» **What is being asked**:
Give the data again exactly as written, skipping any pictures.

Segment Start: Source records

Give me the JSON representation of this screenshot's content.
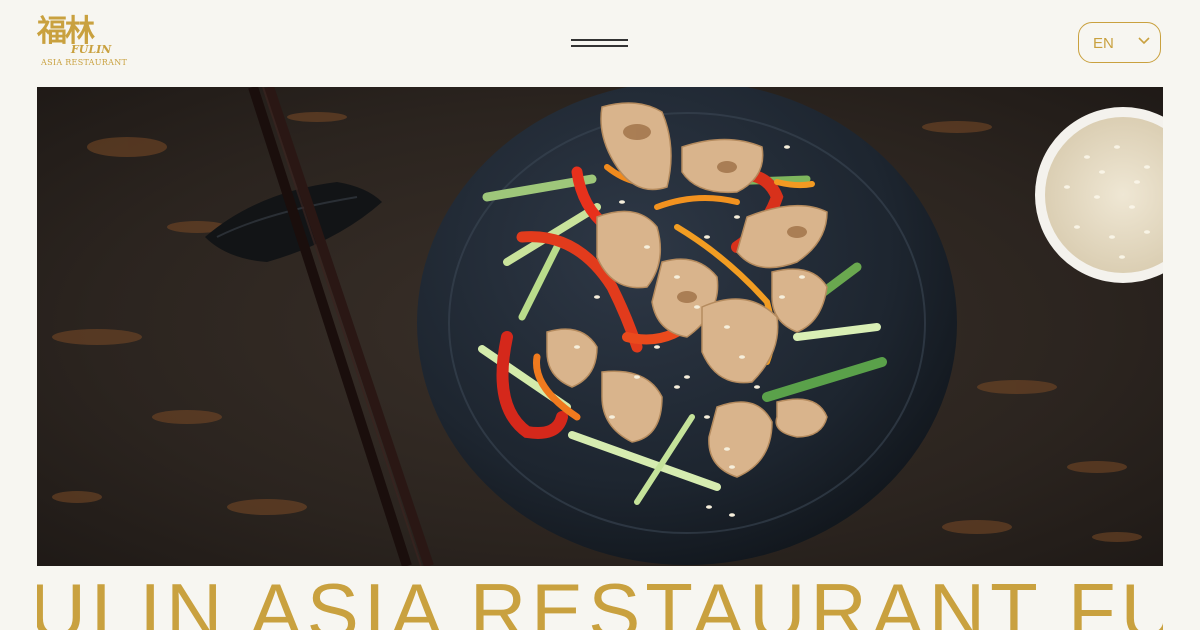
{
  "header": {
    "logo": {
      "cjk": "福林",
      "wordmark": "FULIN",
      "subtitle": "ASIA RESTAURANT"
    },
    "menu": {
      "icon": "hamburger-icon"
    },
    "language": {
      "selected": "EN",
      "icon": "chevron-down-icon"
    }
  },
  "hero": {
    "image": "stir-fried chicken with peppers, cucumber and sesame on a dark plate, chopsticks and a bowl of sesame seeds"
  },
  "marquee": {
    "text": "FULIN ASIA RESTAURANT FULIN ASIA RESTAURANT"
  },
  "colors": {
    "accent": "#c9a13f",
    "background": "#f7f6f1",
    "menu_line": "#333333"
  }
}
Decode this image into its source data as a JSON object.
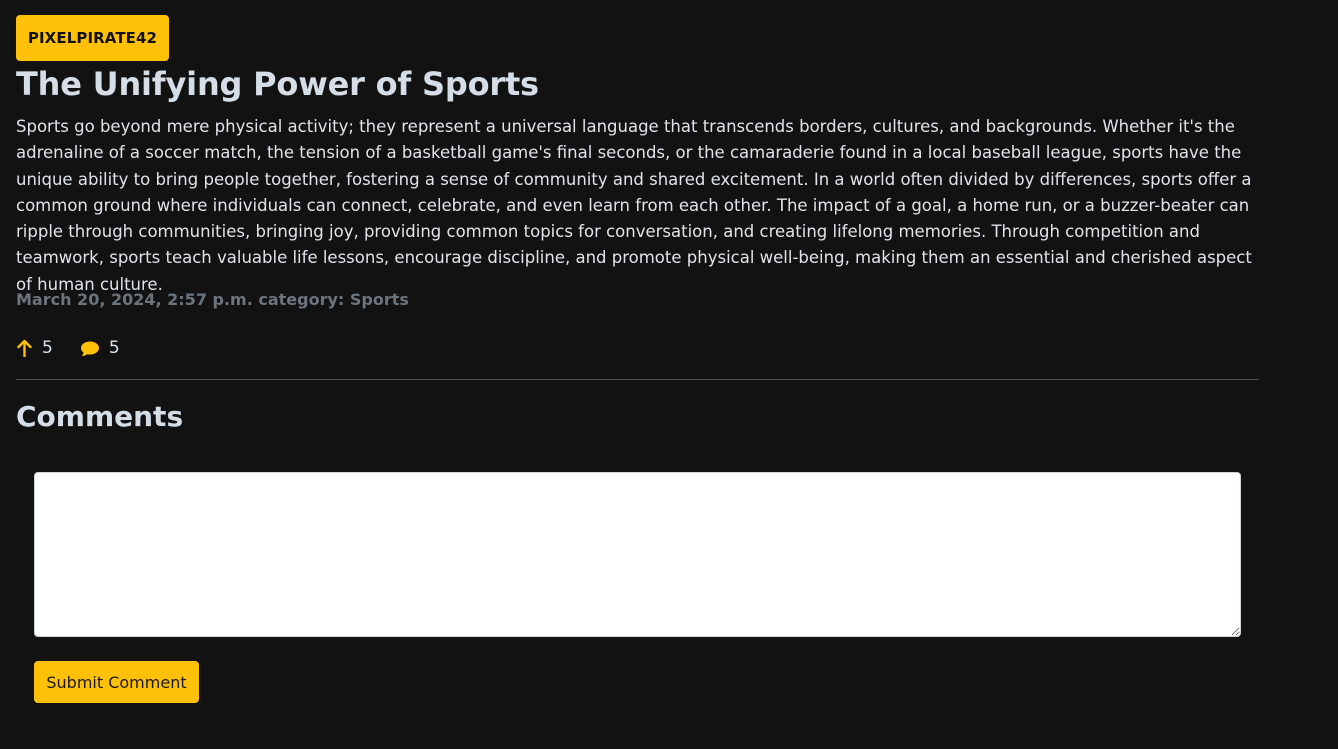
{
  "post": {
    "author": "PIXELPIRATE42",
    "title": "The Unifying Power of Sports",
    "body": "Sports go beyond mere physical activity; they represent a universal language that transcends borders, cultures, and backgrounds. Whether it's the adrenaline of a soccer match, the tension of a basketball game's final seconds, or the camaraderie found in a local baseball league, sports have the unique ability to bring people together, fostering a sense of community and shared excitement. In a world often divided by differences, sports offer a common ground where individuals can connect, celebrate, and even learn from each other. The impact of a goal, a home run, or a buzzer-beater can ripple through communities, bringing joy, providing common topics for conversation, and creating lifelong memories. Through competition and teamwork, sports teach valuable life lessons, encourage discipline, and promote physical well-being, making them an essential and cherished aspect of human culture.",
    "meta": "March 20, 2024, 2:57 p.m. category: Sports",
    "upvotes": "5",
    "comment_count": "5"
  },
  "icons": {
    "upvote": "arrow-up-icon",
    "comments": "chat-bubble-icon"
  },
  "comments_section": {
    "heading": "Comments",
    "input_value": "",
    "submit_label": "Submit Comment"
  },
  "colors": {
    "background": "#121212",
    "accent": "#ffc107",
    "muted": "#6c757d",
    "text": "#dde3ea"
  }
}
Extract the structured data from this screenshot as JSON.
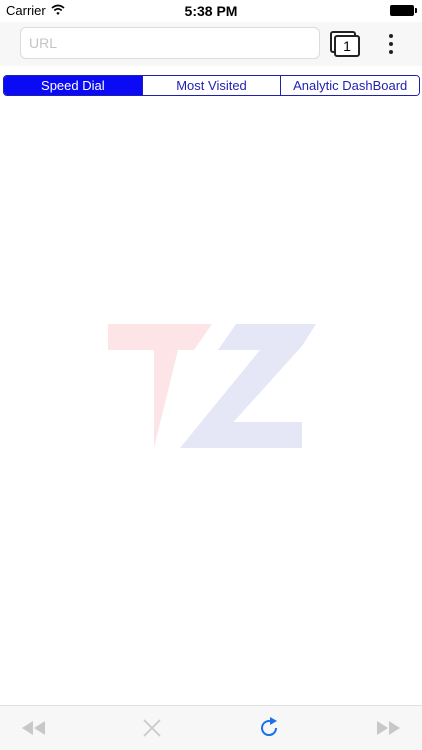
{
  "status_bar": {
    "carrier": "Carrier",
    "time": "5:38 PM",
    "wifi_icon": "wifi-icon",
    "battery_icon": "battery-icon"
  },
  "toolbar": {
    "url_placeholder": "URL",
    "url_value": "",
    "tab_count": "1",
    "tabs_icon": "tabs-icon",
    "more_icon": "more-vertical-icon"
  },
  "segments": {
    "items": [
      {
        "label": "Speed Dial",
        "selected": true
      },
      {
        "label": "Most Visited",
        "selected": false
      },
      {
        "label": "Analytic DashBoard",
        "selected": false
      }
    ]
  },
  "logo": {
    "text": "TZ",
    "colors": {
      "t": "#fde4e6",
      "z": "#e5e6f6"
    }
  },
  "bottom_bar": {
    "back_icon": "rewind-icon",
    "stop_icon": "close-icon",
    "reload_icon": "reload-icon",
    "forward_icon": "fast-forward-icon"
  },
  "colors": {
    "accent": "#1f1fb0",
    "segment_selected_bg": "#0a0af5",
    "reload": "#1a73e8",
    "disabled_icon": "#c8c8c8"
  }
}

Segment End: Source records

» **Problem solution**:
Give me the JSON representation of this screenshot's content.
{
  "header": {
    "logo": {
      "cjk": "福林",
      "wordmark": "FULIN",
      "subtitle": "ASIA RESTAURANT"
    },
    "menu": {
      "icon": "hamburger-icon"
    },
    "language": {
      "selected": "EN",
      "icon": "chevron-down-icon"
    }
  },
  "hero": {
    "image": "stir-fried chicken with peppers, cucumber and sesame on a dark plate, chopsticks and a bowl of sesame seeds"
  },
  "marquee": {
    "text": "FULIN ASIA RESTAURANT FULIN ASIA RESTAURANT"
  },
  "colors": {
    "accent": "#c9a13f",
    "background": "#f7f6f1",
    "menu_line": "#333333"
  }
}
Decode this image into its source data as a JSON object.
{
  "post": {
    "author": "PIXELPIRATE42",
    "title": "The Unifying Power of Sports",
    "body": "Sports go beyond mere physical activity; they represent a universal language that transcends borders, cultures, and backgrounds. Whether it's the adrenaline of a soccer match, the tension of a basketball game's final seconds, or the camaraderie found in a local baseball league, sports have the unique ability to bring people together, fostering a sense of community and shared excitement. In a world often divided by differences, sports offer a common ground where individuals can connect, celebrate, and even learn from each other. The impact of a goal, a home run, or a buzzer-beater can ripple through communities, bringing joy, providing common topics for conversation, and creating lifelong memories. Through competition and teamwork, sports teach valuable life lessons, encourage discipline, and promote physical well-being, making them an essential and cherished aspect of human culture.",
    "meta": "March 20, 2024, 2:57 p.m. category: Sports",
    "upvotes": "5",
    "comment_count": "5"
  },
  "icons": {
    "upvote": "arrow-up-icon",
    "comments": "chat-bubble-icon"
  },
  "comments_section": {
    "heading": "Comments",
    "input_value": "",
    "submit_label": "Submit Comment"
  },
  "colors": {
    "background": "#121212",
    "accent": "#ffc107",
    "muted": "#6c757d",
    "text": "#dde3ea"
  }
}
Extract the structured data from this screenshot as JSON.
{
  "status_bar": {
    "carrier": "Carrier",
    "time": "5:38 PM",
    "wifi_icon": "wifi-icon",
    "battery_icon": "battery-icon"
  },
  "toolbar": {
    "url_placeholder": "URL",
    "url_value": "",
    "tab_count": "1",
    "tabs_icon": "tabs-icon",
    "more_icon": "more-vertical-icon"
  },
  "segments": {
    "items": [
      {
        "label": "Speed Dial",
        "selected": true
      },
      {
        "label": "Most Visited",
        "selected": false
      },
      {
        "label": "Analytic DashBoard",
        "selected": false
      }
    ]
  },
  "logo": {
    "text": "TZ",
    "colors": {
      "t": "#fde4e6",
      "z": "#e5e6f6"
    }
  },
  "bottom_bar": {
    "back_icon": "rewind-icon",
    "stop_icon": "close-icon",
    "reload_icon": "reload-icon",
    "forward_icon": "fast-forward-icon"
  },
  "colors": {
    "accent": "#1f1fb0",
    "segment_selected_bg": "#0a0af5",
    "reload": "#1a73e8",
    "disabled_icon": "#c8c8c8"
  }
}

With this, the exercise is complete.